Wild horse advocates and conservationists are suing to block the Bureau of Land Management from rounding up and removing all horses from a vast swath of public land in Lincoln County.
In April, the BLM finalized a 10-year plan to “zero out” all herds within 40 miles of the Lincoln County town of Caliente, based on a decade-old analysis showing too little water and forage to sustain healthy wild horses across the almost 912,000-acre area.
That decision triggered a federal lawsuit last week from the conservation group Western Watersheds Project and horse groups The Cloud Foundation and the American Wild Horse Campaign. They accuse the BLM of violating the Wild Free-Roaming Horses and Burros Act and other federal laws.
“We are directly challenging the BLM’s decision to eradicate all federally protected wild horses from the public lands within the Caliente Complex while continuing to authorize thousands of privately owned cattle to graze the same area,” Bill Eubanks, an attorney representing the groups, said in a written statement.
BLM’s Caliente Complex stretches from the town of Panaca south to the Clark County line and includes nine separate herd areas, none of which can support wild horses on a long-term basis, according to the agency’s 2008 resource management plan for the land.

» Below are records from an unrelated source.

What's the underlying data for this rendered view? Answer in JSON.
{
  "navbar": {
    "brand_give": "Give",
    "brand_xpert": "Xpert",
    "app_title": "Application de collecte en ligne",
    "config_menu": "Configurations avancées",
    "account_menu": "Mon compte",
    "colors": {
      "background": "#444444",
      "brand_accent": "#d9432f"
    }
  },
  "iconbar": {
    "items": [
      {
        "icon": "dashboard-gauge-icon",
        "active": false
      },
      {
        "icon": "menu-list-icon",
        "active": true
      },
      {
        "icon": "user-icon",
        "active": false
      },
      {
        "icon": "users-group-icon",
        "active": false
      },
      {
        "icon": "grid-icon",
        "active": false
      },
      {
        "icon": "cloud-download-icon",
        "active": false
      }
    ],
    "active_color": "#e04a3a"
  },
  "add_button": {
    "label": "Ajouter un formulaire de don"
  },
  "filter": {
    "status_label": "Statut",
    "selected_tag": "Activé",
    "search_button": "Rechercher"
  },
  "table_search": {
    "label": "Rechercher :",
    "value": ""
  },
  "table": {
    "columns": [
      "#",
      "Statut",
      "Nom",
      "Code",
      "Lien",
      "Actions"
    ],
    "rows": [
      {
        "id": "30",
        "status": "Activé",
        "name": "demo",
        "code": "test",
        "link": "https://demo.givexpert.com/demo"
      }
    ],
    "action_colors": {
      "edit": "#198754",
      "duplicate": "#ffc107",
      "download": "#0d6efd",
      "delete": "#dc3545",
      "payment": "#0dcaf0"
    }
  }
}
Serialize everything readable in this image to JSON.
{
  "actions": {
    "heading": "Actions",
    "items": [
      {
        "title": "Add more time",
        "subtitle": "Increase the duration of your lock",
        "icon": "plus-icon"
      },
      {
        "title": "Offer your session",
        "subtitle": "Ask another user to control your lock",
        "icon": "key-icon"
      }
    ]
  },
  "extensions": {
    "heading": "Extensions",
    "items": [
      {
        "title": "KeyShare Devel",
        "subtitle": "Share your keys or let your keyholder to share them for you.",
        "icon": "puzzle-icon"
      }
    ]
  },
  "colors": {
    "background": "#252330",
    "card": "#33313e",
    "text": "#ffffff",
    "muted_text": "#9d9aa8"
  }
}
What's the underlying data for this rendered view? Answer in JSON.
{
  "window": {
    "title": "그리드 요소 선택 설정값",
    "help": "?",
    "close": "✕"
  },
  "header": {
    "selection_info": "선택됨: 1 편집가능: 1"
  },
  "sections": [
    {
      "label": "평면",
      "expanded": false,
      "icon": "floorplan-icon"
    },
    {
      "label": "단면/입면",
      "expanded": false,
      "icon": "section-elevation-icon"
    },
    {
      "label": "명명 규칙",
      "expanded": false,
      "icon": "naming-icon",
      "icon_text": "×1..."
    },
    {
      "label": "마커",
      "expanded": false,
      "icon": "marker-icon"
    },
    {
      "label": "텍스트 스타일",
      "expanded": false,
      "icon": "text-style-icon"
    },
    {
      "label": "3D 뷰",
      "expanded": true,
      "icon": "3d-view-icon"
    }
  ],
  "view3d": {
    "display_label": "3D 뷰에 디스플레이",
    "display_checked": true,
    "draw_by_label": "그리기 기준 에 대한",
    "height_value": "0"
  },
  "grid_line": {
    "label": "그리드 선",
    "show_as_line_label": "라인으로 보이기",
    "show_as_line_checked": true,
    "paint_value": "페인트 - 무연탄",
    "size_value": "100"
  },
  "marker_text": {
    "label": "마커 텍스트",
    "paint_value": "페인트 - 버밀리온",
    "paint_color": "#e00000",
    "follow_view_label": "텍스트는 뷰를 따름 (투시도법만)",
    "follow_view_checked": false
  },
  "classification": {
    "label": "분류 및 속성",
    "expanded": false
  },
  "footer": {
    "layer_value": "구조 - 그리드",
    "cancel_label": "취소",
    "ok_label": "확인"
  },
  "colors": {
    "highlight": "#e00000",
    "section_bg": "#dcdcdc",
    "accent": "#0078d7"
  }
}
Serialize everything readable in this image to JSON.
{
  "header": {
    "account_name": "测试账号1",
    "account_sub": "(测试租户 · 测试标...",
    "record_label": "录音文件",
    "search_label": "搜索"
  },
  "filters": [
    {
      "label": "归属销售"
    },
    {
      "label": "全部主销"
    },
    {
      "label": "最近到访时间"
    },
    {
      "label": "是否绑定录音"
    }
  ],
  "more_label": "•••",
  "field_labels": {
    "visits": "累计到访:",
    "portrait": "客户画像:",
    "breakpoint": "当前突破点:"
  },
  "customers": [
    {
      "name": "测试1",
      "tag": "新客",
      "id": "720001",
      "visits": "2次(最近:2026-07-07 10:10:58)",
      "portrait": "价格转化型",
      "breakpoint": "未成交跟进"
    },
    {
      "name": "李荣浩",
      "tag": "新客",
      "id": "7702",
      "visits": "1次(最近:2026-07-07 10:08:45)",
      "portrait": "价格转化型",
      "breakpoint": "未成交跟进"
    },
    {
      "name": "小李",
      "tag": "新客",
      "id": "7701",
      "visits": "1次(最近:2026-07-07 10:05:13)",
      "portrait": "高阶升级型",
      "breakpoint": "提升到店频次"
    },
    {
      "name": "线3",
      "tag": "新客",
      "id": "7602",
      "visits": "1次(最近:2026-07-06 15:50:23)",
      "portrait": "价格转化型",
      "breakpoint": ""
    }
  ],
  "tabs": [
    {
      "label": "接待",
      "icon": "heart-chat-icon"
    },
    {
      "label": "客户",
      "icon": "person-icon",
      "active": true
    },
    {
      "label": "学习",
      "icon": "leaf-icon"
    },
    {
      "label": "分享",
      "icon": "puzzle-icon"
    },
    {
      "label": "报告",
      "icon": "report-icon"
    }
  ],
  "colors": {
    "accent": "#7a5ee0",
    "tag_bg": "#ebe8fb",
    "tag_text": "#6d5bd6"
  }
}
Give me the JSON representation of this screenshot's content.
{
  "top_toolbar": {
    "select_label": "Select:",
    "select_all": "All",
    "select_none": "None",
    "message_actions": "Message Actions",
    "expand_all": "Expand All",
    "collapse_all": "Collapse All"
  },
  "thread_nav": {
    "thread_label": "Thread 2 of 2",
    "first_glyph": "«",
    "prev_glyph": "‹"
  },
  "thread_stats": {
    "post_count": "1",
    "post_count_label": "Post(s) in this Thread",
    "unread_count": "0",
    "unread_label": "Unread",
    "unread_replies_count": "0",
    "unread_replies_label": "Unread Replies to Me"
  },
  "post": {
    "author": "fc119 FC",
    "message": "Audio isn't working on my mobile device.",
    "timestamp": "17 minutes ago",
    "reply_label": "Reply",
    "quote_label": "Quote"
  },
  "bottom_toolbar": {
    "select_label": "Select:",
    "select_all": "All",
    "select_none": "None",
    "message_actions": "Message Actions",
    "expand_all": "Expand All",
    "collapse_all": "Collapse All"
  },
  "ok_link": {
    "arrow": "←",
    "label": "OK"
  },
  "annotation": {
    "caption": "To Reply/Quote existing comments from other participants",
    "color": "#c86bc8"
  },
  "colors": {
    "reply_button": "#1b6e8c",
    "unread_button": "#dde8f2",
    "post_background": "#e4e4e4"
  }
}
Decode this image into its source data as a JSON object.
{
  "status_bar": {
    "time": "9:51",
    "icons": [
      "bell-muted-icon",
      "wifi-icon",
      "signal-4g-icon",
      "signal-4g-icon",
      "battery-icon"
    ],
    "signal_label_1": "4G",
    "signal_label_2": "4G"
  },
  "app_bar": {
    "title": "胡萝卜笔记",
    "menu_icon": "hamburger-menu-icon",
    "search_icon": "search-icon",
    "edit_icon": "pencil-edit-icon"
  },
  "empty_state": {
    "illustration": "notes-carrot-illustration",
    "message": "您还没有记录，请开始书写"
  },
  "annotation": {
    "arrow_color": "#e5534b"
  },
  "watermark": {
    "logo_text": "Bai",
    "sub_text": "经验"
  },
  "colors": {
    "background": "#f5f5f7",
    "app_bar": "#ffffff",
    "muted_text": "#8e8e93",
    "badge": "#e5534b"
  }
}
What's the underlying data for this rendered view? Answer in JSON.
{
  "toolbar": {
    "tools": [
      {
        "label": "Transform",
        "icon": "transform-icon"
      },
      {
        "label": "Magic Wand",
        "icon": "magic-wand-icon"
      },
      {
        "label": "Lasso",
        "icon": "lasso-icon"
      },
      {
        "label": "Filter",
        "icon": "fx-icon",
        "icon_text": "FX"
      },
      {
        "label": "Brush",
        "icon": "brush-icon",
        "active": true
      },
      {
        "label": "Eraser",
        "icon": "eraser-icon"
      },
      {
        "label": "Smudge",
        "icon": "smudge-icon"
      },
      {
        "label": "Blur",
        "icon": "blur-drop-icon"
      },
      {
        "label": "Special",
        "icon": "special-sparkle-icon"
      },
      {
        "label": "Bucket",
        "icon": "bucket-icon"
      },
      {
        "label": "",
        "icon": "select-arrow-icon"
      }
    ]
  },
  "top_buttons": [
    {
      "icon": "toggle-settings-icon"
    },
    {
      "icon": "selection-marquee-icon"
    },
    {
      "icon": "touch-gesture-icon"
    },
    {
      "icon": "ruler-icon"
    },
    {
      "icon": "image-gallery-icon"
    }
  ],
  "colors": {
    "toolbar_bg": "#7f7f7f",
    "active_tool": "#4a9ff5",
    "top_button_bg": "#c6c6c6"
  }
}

Bureau officials estimate there are 1,744 wild horses living within the complex, not including this year’s crop of foals.
Over the next 10 years, the agency said it wants to gather and remove all of the horses in and around the boundaries of the complex “to improve watershed health and make significant progress towards achieving (recommended) range health standards.”
But the groups suing the BLM said the real threat to the range comes from the 4,500 cows and sheep that also use the complex.
“We have a real and widespread problem with overgrazing on western public lands, and in almost every case the cause is domestic livestock, not wild horses, or mule deer or elk,” said Erik Molvar, a wildlife biologist and executive director of the Western Watersheds Project.
“It’s time for the BLM to stop prioritizing ranching special interests and start honoring the wishes of Americans to ensure that our iconic mustangs are protected and humanely managed on our public lands,” said Suzanne Roy, executive director of the American Wild Horse Campaign.
Chris Hanefeld, spokesman for the BLM’s Ely District office, said he couldn’t comment on pending litigation.
The BLM also plans to remove all wild horses from the Seaman and White River herd areas to the west of the Caliente Complex.
Those portions of Lincoln and Nye counties are currently home to about 365 horses scattered across 475,100 acres, including parts of Basin and Range National Monument.
The BLM said horses removed from the targeted areas will be adopted out, sold or kept for the rest of their lives in off-range pastures.
Hanefeld said no start date has been set for the roundups in eastern Nevada.
On the web
Documents and maps associated with the Bureau of Land Management’s plans to round up wild horses across eastern Lincoln County are available on the agency’s planning website.